PROBLEM REQUIREMENTS: Search the listing for the string "more". Copy every line that has it.

Top of RECORD EXCERPTS

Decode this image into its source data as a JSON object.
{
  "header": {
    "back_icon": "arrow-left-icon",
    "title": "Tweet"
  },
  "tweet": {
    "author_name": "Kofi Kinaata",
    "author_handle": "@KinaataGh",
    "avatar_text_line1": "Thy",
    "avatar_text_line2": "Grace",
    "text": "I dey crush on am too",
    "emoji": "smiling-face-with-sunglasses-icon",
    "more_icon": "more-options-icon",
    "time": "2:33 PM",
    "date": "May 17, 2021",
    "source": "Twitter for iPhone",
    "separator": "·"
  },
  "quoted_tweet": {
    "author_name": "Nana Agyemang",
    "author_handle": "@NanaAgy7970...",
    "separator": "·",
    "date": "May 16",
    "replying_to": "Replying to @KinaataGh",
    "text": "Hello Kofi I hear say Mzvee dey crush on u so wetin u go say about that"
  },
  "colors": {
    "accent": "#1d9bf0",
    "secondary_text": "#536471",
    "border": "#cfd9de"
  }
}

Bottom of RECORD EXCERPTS
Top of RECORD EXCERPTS

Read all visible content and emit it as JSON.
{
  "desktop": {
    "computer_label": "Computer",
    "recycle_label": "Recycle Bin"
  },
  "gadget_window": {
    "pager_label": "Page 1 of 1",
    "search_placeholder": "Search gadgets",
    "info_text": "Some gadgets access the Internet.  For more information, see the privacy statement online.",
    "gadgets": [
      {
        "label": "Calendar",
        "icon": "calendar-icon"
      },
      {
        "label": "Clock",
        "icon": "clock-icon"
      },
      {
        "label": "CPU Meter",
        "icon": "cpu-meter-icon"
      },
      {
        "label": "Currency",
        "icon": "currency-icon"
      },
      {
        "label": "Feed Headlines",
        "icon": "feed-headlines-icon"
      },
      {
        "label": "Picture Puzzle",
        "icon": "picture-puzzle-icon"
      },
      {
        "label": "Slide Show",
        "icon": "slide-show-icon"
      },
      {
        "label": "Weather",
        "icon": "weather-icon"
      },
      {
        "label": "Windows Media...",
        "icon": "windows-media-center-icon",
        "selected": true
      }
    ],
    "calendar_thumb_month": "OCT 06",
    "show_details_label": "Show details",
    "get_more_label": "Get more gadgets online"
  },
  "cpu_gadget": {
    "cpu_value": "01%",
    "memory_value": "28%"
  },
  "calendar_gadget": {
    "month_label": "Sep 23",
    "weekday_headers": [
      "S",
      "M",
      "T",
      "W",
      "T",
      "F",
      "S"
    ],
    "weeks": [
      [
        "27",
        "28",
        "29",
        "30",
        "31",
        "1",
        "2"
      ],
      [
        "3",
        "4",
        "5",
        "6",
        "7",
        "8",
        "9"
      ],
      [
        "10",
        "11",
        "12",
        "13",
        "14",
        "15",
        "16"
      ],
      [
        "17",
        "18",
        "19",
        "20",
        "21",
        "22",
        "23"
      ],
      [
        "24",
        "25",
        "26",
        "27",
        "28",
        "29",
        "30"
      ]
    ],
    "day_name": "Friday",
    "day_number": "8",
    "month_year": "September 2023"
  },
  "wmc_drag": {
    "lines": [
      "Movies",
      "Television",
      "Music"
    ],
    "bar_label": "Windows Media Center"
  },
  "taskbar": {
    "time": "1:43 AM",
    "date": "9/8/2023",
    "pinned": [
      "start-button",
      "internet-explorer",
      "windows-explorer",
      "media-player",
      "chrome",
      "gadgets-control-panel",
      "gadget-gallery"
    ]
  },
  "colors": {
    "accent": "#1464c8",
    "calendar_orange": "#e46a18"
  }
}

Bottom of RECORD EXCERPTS

EXERCISE ANSWER:
    "more_icon": "more-options-icon",
    "info_text": "Some gadgets access the Internet.  For more information, see the privacy statement online.",
    "get_more_label": "Get more gadgets online"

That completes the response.